The Emergence of the Person in Dementia Research
The purpose of this review is to identify and explore the emerging attention being paid to the individual in dementia research. Following a brief introduction, the review will examine literature which recognises three aspects of the person with dementia: the individual's sense of self; the person's rights; and the value to be gained from a concern with the perspectives of people with dementia. To date the medical model has dominated dementia research. This model tends to reduce the person with dementia to his/her neurobiology or neuropsychology (Cotrell and Schulz 1993). The experience and manifestation of dementia has been attributed solely to the disease process, with a consequent neglect of the psychosocial context surrounding the individual (Lyman 1989). Research on the psychosocial aspects of dementia has concentrated on family carers.

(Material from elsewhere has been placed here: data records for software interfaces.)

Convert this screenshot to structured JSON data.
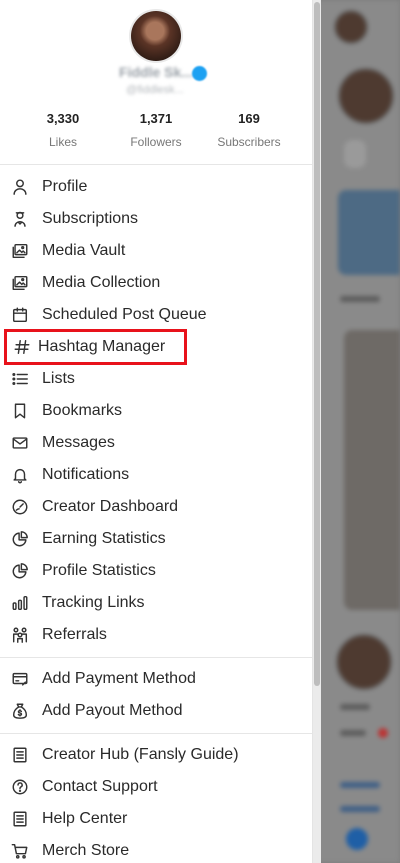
{
  "profile": {
    "display_name": "Fiddle Sk...",
    "username": "@fiddlesk...",
    "stats": [
      {
        "value": "3,330",
        "label": "Likes"
      },
      {
        "value": "1,371",
        "label": "Followers"
      },
      {
        "value": "169",
        "label": "Subscribers"
      }
    ]
  },
  "menu": {
    "primary": [
      {
        "label": "Profile",
        "icon": "user-icon"
      },
      {
        "label": "Subscriptions",
        "icon": "subscriptions-icon"
      },
      {
        "label": "Media Vault",
        "icon": "media-vault-icon"
      },
      {
        "label": "Media Collection",
        "icon": "media-collection-icon"
      },
      {
        "label": "Scheduled Post Queue",
        "icon": "calendar-icon"
      },
      {
        "label": "Hashtag Manager",
        "icon": "hashtag-icon"
      },
      {
        "label": "Lists",
        "icon": "list-icon"
      },
      {
        "label": "Bookmarks",
        "icon": "bookmark-icon"
      },
      {
        "label": "Messages",
        "icon": "envelope-icon"
      },
      {
        "label": "Notifications",
        "icon": "bell-icon"
      },
      {
        "label": "Creator Dashboard",
        "icon": "gauge-icon"
      },
      {
        "label": "Earning Statistics",
        "icon": "pie-chart-icon"
      },
      {
        "label": "Profile Statistics",
        "icon": "pie-chart-icon"
      },
      {
        "label": "Tracking Links",
        "icon": "bar-chart-icon"
      },
      {
        "label": "Referrals",
        "icon": "people-icon"
      }
    ],
    "payments": [
      {
        "label": "Add Payment Method",
        "icon": "payment-card-icon"
      },
      {
        "label": "Add Payout Method",
        "icon": "money-bag-icon"
      }
    ],
    "support": [
      {
        "label": "Creator Hub (Fansly Guide)",
        "icon": "book-icon"
      },
      {
        "label": "Contact Support",
        "icon": "question-icon"
      },
      {
        "label": "Help Center",
        "icon": "document-icon"
      },
      {
        "label": "Merch Store",
        "icon": "cart-icon"
      }
    ]
  },
  "highlight_color": "#e8121b"
}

Keady (1996) provides a useful categorisation of this research into the following topics: gender and coping style; marital relationships and the impact of dementia; access to information and services; participation in and effectiveness of support groups; adjustment and circumstances surrounding admission into care; and perception of own health needs. No literature focuses on people with dementia.